There were some wonderful meat products at the Festival - I tried some amazing venison sausages, some excellent chorizo, the aforementioned veal, and saw several stalls proffering inviting displays of charcuterie. I ended up with the veal and some cooking chorizo, which was better than a lot of chorizo I have tasted, and I look forward to making something with it. 

Other than that, there were stalls offering everything under the sun. The problem was finding enough stomach room to try it all: it's a bit weird going from one stall and eating a piece of cheese to another and eating a cupcake or some ice cream. Highlights include some excellent Sussex blue cheese, wonderful Italian blood orange sorbet, Caribbean spice cake, duck and pear sausages, white pomegranate tea, pistachio chocolate, sloe gin, several glittering cupcakes, the best chocolate brownies in the world ever, perhaps...the list goes on. I ended up with this:

Sussex blue cheese, veal, chorizo, honey, tea, and these funny fruit snack bars which are like cereal bars, but with no cereal: they just contain dried fruit and nuts that have been squashed into a bar. They're delicious and come in three flavours: apple and cinnamon, lemon and lime, and coconut and pineapple. They're called "pack tunch" and I think you can get them online.
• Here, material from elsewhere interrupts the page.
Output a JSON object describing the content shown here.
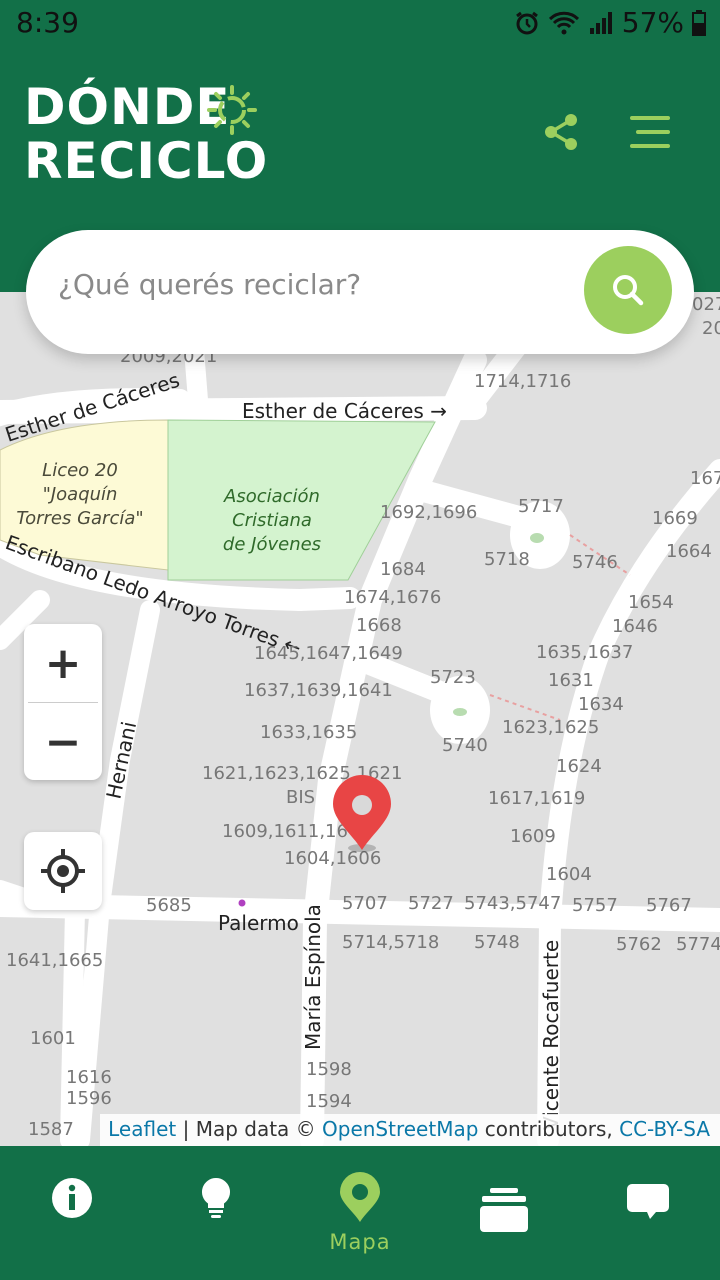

I don't normally eat cereal bars because they're mostly about 80% sugar and not at all healthy, but these were delicious and good for you too. The tea I had tried at last year's festival, and was a big fan of the White Pear flavour, so much so that I bought a whole box, plus sample boxes of five others, including sweet peach and ginger, lavendar Earl Grey, and Bombay Chai. 

In all honesty, I'm not sure why I didn't buy more. It is a bit of an overwhelming experience though: hundreds of stalls all offering you delightful things to try, plus other stalls selling proper cooked food (we had a nice Moroccan harissa chicken flatbread, which was MUCH spicier than last year when we ate the same thing, and had our noses and eyes watering - luckily with our VIP tickets we were entitled to a free glass of COLD cider!), cookery demonstrations, taste tests...we were there for four hours, but I could easily have stayed for another two at least. I would love to go back, and can't wait for next year. There is so much wonderful produce out there that you would never ever discover if it weren't for the festival, and most of it is so much better than you'll ever find in the shops. I am just going to savour my veal, chorizo and cheese (not all together) for as long as possible, until next May...

Tonight's dinner was a salad of couscous, spring onion, prawns, coriander, sweet chilli sauce, lime juice and diced Alphonso mango - I have some that are overripe now and need eating more quickly than I can manage (shocking, I know). I know sweet chilli and lime are not really very orthodox with couscous (it was an experiment I carried out when making couscous for a barbecue), but the whole thing was incredibly delicious and I am amazed with my culinary skill (because obviously it took a lot of skill to fry some prawns, and stir the other ingredients into the couscous...). Will be making this one again. Maybe tomorrow, as I still have 3 mangoes to eat. Then I'm going to Cowley to buy another box of 12...